Over time, Americans’ party identification has become more closely aligned with answers to this question and others like it. Pew reports that, “since 1987, the gap on this question between the two parties has doubled — from 18 points to 40 points.” Democrats are now much more supportive (52 percent) of efforts to improve racial equality than they were a few decades ago, while the views of Republicans have been largely unchanged (12 percent agree).
That Democrats and Republicans have different views on issues — even issues about race and rights — is not surprising. But recent work by Stanford University’s Shanto Iyengar and his co-authors shows something else has been brewing in the electorate: a growing hostility toward members of the opposite party. This enmity, they argue, percolates into opinions about everyday life.
Partisans, for example, are now more concerned that their son or daughter might marry someone of the opposite party (compared with Britain today and the United States in 1960). They also found that partisans are surprisingly willing to discriminate against people who are not members of their political party.
Writing in The Washington Post, Michael Tesler, a University of California, Irvine, political scientist, explained that because the growing partisan divide is partly fueled by racial attitudes, partisans (in Washington and in the electorate) also take increasingly opposite positions on many racially inflected controversies.
Some are squarely political like police misconduct. But others spill over into areas like sports, music and movies, which we often think of as more social than political. Disagreements between people about nominations for the Academy Awards, for example, may now become emotional as well as political if they involve racial attitudes because of the sorting of these attitudes by party and the contempt people feel for the other side.

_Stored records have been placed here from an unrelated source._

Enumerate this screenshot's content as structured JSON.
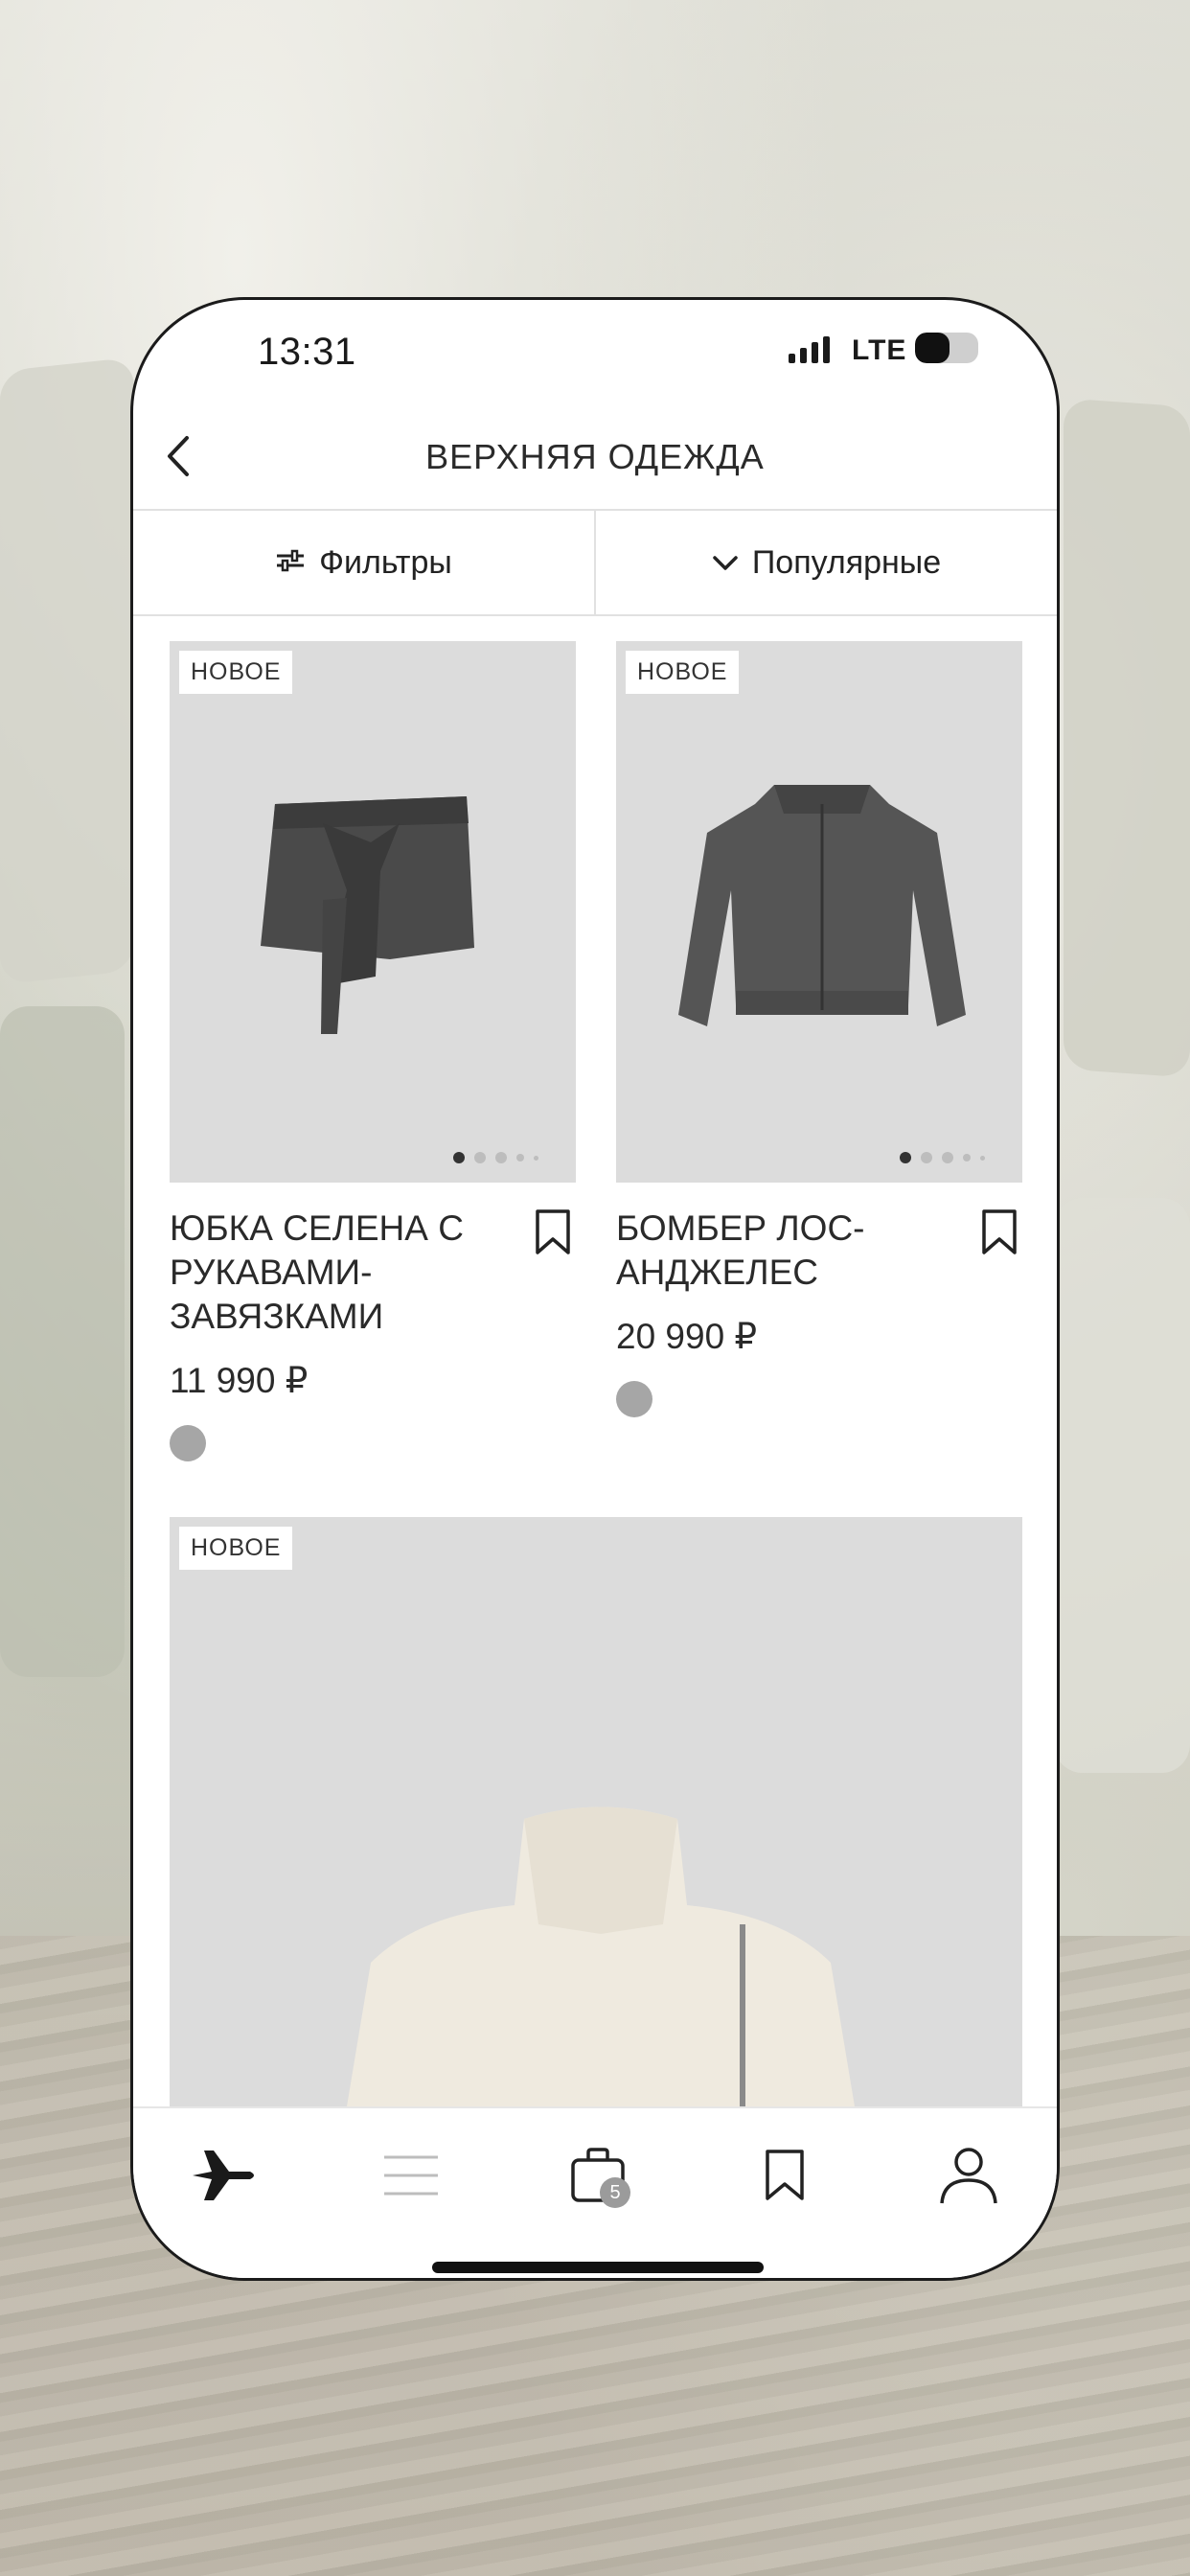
{
  "status": {
    "time": "13:31",
    "network": "LTE",
    "battery_level": 0.55
  },
  "header": {
    "title": "ВЕРХНЯЯ ОДЕЖДА",
    "back_icon": "chevron-left-icon"
  },
  "toolbar": {
    "filters_label": "Фильтры",
    "filters_icon": "sliders-icon",
    "sort_label": "Популярные",
    "sort_icon": "chevron-down-icon"
  },
  "products": [
    {
      "badge": "НОВОЕ",
      "name": "ЮБКА СЕЛЕНА С РУКАВАМИ-ЗАВЯЗКАМИ",
      "price": "11 990 ₽",
      "color": "#a6a6a6"
    },
    {
      "badge": "НОВОЕ",
      "name": "БОМБЕР ЛОС-АНДЖЕЛЕС",
      "price": "20 990 ₽",
      "color": "#a6a6a6"
    },
    {
      "badge": "НОВОЕ"
    }
  ],
  "tabbar": {
    "items": [
      "plane-icon",
      "menu-icon",
      "bag-icon",
      "bookmark-icon",
      "profile-icon"
    ],
    "cart_count": "5"
  }
}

Democrats and Republicans like each other a lot less now than they did 60 years ago in part because they have sorted into parties based on attitudes on race, religion and ethnicity. These attitudes and emotions have been activated in the lead-up to the 2016 election, sometimes by terrorist violence and other times by candidate language itself. Add to this mix the fact that the country is becoming less white and that nonwhites are disproportionately more likely to be Democrats, and an explanation for the anger that filled the air in 2015 emerges.